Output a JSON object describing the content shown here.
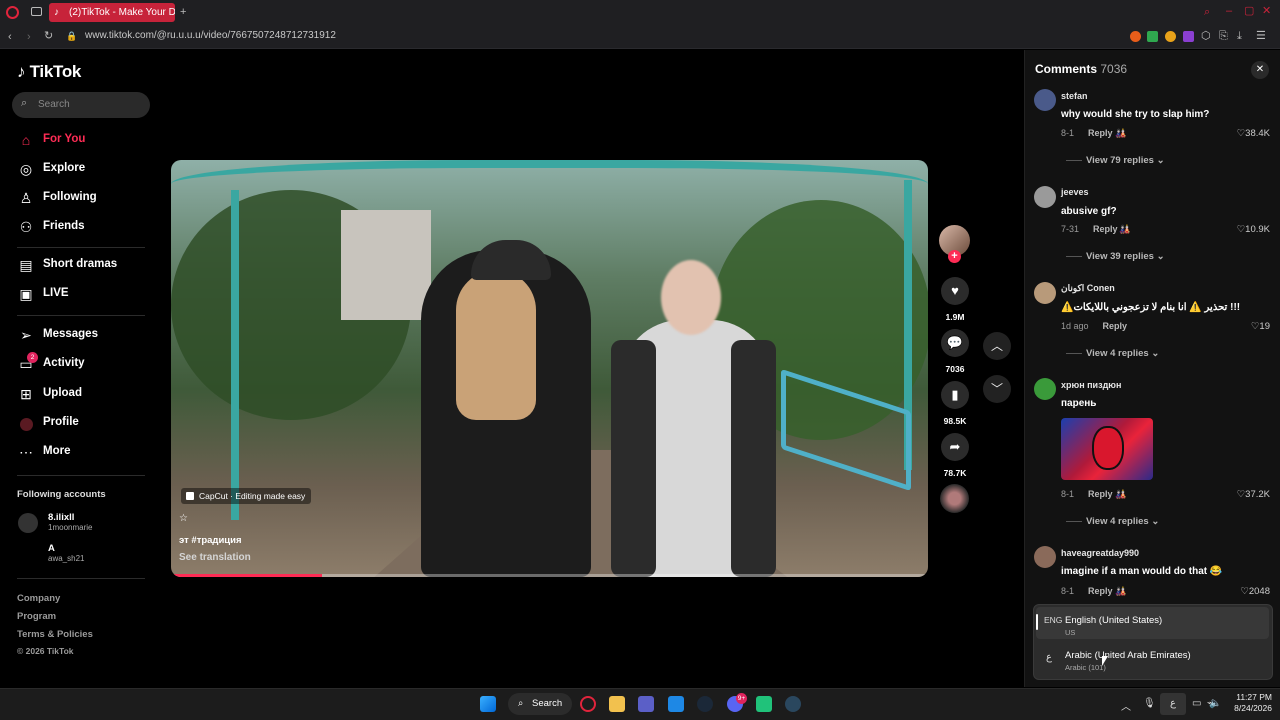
{
  "browser": {
    "tab_title": "(2)TikTok - Make Your D",
    "url": "www.tiktok.com/@ru.u.u.u/video/7667507248712731912",
    "new_tab_icon": "plus-icon"
  },
  "sidebar": {
    "logo": "TikTok",
    "search_placeholder": "Search",
    "nav": [
      {
        "label": "For You",
        "icon": "home-icon",
        "active": true
      },
      {
        "label": "Explore",
        "icon": "compass-icon"
      },
      {
        "label": "Following",
        "icon": "person-follow-icon"
      },
      {
        "label": "Friends",
        "icon": "friends-icon"
      },
      {
        "label": "Short dramas",
        "icon": "film-icon"
      },
      {
        "label": "LIVE",
        "icon": "live-tv-icon"
      },
      {
        "label": "Messages",
        "icon": "paper-plane-icon"
      },
      {
        "label": "Activity",
        "icon": "inbox-icon",
        "badge": "2"
      },
      {
        "label": "Upload",
        "icon": "upload-icon"
      },
      {
        "label": "Profile",
        "icon": "profile-icon"
      },
      {
        "label": "More",
        "icon": "more-icon"
      }
    ],
    "following_title": "Following accounts",
    "accounts": [
      {
        "name": "8.ilixll",
        "handle": "1moonmarie"
      },
      {
        "name": "A",
        "handle": "awa_sh21"
      }
    ],
    "footer": [
      "Company",
      "Program",
      "Terms & Policies",
      "© 2026 TikTok"
    ]
  },
  "video": {
    "capcut_label": "CapCut · Editing made easy",
    "star": "☆",
    "caption": "эт #традиция",
    "see_translation": "See translation",
    "progress": 0.2
  },
  "actions": {
    "likes": "1.9M",
    "comments": "7036",
    "saves": "98.5K",
    "shares": "78.7K"
  },
  "comments": {
    "title": "Comments",
    "count": "7036",
    "items": [
      {
        "user": "stefan",
        "text": "why would she try to slap him?",
        "date": "8-1",
        "reply": "Reply",
        "likes": "38.4K",
        "view_replies": "View 79 replies",
        "avatar_color": "#4a5a8a"
      },
      {
        "user": "jeeves",
        "text": "abusive gf?",
        "date": "7-31",
        "reply": "Reply",
        "likes": "10.9K",
        "view_replies": "View 39 replies",
        "avatar_color": "#9a9a9a"
      },
      {
        "user": "اكونان Conen",
        "text": "⚠️تحذير ⚠️ انا بنام لا تزعجوني باللايكات !!!",
        "date": "1d ago",
        "reply": "Reply",
        "likes": "19",
        "view_replies": "View 4 replies",
        "avatar_color": "#b89a7a"
      },
      {
        "user": "хрюн пиздюн",
        "text": "парень",
        "date": "8-1",
        "reply": "Reply",
        "likes": "37.2K",
        "view_replies": "View 4 replies",
        "avatar_color": "#3a9a3a"
      },
      {
        "user": "haveagreatday990",
        "text": "imagine if a man would do that 😂",
        "date": "8-1",
        "reply": "Reply",
        "likes": "2048",
        "avatar_color": "#8a6a5a"
      }
    ]
  },
  "language_popup": {
    "items": [
      {
        "code": "ENG",
        "name": "English (United States)",
        "sub": "US",
        "selected": true
      },
      {
        "code": "ع",
        "name": "Arabic (United Arab Emirates)",
        "sub": "Arabic (101)"
      }
    ]
  },
  "taskbar": {
    "search_label": "Search",
    "discord_badge": "9+",
    "lang_indicator": "ع",
    "time": "11:27 PM",
    "date": "8/24/2026"
  },
  "colors": {
    "accent": "#fe2c55",
    "tab_active": "#c7233a"
  }
}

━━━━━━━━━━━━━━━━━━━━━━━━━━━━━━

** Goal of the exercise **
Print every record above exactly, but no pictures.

** Final answer **
Output a JSON object describing the content shown here.
{
  "browser": {
    "tab_title": "(2)TikTok - Make Your D",
    "url": "www.tiktok.com/@ru.u.u.u/video/7667507248712731912",
    "new_tab_icon": "plus-icon"
  },
  "sidebar": {
    "logo": "TikTok",
    "search_placeholder": "Search",
    "nav": [
      {
        "label": "For You",
        "icon": "home-icon",
        "active": true
      },
      {
        "label": "Explore",
        "icon": "compass-icon"
      },
      {
        "label": "Following",
        "icon": "person-follow-icon"
      },
      {
        "label": "Friends",
        "icon": "friends-icon"
      },
      {
        "label": "Short dramas",
        "icon": "film-icon"
      },
      {
        "label": "LIVE",
        "icon": "live-tv-icon"
      },
      {
        "label": "Messages",
        "icon": "paper-plane-icon"
      },
      {
        "label": "Activity",
        "icon": "inbox-icon",
        "badge": "2"
      },
      {
        "label": "Upload",
        "icon": "upload-icon"
      },
      {
        "label": "Profile",
        "icon": "profile-icon"
      },
      {
        "label": "More",
        "icon": "more-icon"
      }
    ],
    "following_title": "Following accounts",
    "accounts": [
      {
        "name": "8.ilixll",
        "handle": "1moonmarie"
      },
      {
        "name": "A",
        "handle": "awa_sh21"
      }
    ],
    "footer": [
      "Company",
      "Program",
      "Terms & Policies",
      "© 2026 TikTok"
    ]
  },
  "video": {
    "capcut_label": "CapCut · Editing made easy",
    "star": "☆",
    "caption": "эт #традиция",
    "see_translation": "See translation",
    "progress": 0.2
  },
  "actions": {
    "likes": "1.9M",
    "comments": "7036",
    "saves": "98.5K",
    "shares": "78.7K"
  },
  "comments": {
    "title": "Comments",
    "count": "7036",
    "items": [
      {
        "user": "stefan",
        "text": "why would she try to slap him?",
        "date": "8-1",
        "reply": "Reply",
        "likes": "38.4K",
        "view_replies": "View 79 replies",
        "avatar_color": "#4a5a8a"
      },
      {
        "user": "jeeves",
        "text": "abusive gf?",
        "date": "7-31",
        "reply": "Reply",
        "likes": "10.9K",
        "view_replies": "View 39 replies",
        "avatar_color": "#9a9a9a"
      },
      {
        "user": "اكونان Conen",
        "text": "⚠️تحذير ⚠️ انا بنام لا تزعجوني باللايكات !!!",
        "date": "1d ago",
        "reply": "Reply",
        "likes": "19",
        "view_replies": "View 4 replies",
        "avatar_color": "#b89a7a"
      },
      {
        "user": "хрюн пиздюн",
        "text": "парень",
        "date": "8-1",
        "reply": "Reply",
        "likes": "37.2K",
        "view_replies": "View 4 replies",
        "avatar_color": "#3a9a3a"
      },
      {
        "user": "haveagreatday990",
        "text": "imagine if a man would do that 😂",
        "date": "8-1",
        "reply": "Reply",
        "likes": "2048",
        "avatar_color": "#8a6a5a"
      }
    ]
  },
  "language_popup": {
    "items": [
      {
        "code": "ENG",
        "name": "English (United States)",
        "sub": "US",
        "selected": true
      },
      {
        "code": "ع",
        "name": "Arabic (United Arab Emirates)",
        "sub": "Arabic (101)"
      }
    ]
  },
  "taskbar": {
    "search_label": "Search",
    "discord_badge": "9+",
    "lang_indicator": "ع",
    "time": "11:27 PM",
    "date": "8/24/2026"
  },
  "colors": {
    "accent": "#fe2c55",
    "tab_active": "#c7233a"
  }
}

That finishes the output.